#### Exercise
Take every line in the entries that includes the word "beige" and copy it.

#### Provided records
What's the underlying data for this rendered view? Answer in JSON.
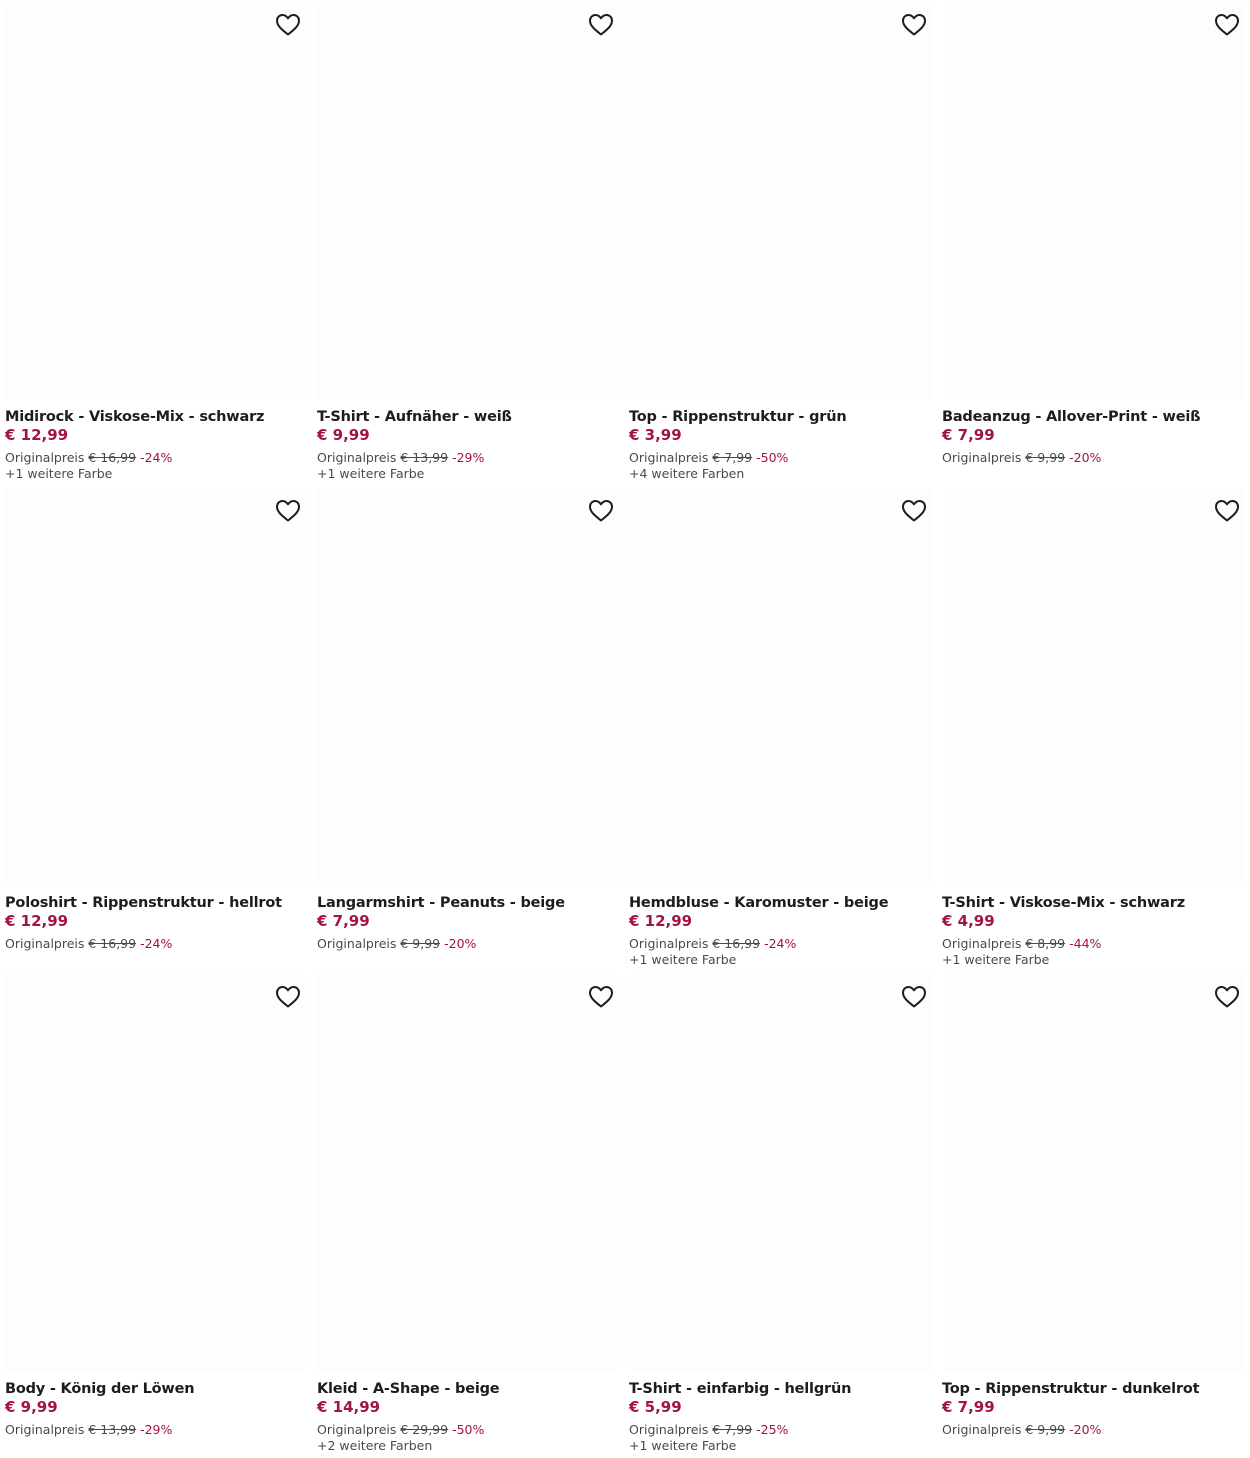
{
  "labels": {
    "original_price_label": "Originalpreis"
  },
  "products": [
    {
      "title": "Midirock - Viskose-Mix - schwarz",
      "price": "€ 12,99",
      "old_price": "€ 16,99",
      "discount": "-24%",
      "colors": "+1 weitere Farbe"
    },
    {
      "title": "T-Shirt - Aufnäher - weiß",
      "price": "€ 9,99",
      "old_price": "€ 13,99",
      "discount": "-29%",
      "colors": "+1 weitere Farbe"
    },
    {
      "title": "Top - Rippenstruktur - grün",
      "price": "€ 3,99",
      "old_price": "€ 7,99",
      "discount": "-50%",
      "colors": "+4 weitere Farben"
    },
    {
      "title": "Badeanzug - Allover-Print - weiß",
      "price": "€ 7,99",
      "old_price": "€ 9,99",
      "discount": "-20%",
      "colors": ""
    },
    {
      "title": "Poloshirt - Rippenstruktur - hellrot",
      "price": "€ 12,99",
      "old_price": "€ 16,99",
      "discount": "-24%",
      "colors": ""
    },
    {
      "title": "Langarmshirt - Peanuts - beige",
      "price": "€ 7,99",
      "old_price": "€ 9,99",
      "discount": "-20%",
      "colors": ""
    },
    {
      "title": "Hemdbluse - Karomuster - beige",
      "price": "€ 12,99",
      "old_price": "€ 16,99",
      "discount": "-24%",
      "colors": "+1 weitere Farbe"
    },
    {
      "title": "T-Shirt - Viskose-Mix - schwarz",
      "price": "€ 4,99",
      "old_price": "€ 8,99",
      "discount": "-44%",
      "colors": "+1 weitere Farbe"
    },
    {
      "title": "Body - König der Löwen",
      "price": "€ 9,99",
      "old_price": "€ 13,99",
      "discount": "-29%",
      "colors": ""
    },
    {
      "title": "Kleid - A-Shape - beige",
      "price": "€ 14,99",
      "old_price": "€ 29,99",
      "discount": "-50%",
      "colors": "+2 weitere Farben"
    },
    {
      "title": "T-Shirt - einfarbig - hellgrün",
      "price": "€ 5,99",
      "old_price": "€ 7,99",
      "discount": "-25%",
      "colors": "+1 weitere Farbe"
    },
    {
      "title": "Top - Rippenstruktur - dunkelrot",
      "price": "€ 7,99",
      "old_price": "€ 9,99",
      "discount": "-20%",
      "colors": ""
    }
  ],
  "icons": {
    "favorite": "heart-outline-icon"
  },
  "colors": {
    "sale_price": "#a2153f",
    "text": "#1d1d1d",
    "muted": "#4a4a4a"
  }
}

#### Output below
      "title": "Langarmshirt - Peanuts - beige",
      "title": "Hemdbluse - Karomuster - beige",
      "title": "Kleid - A-Shape - beige",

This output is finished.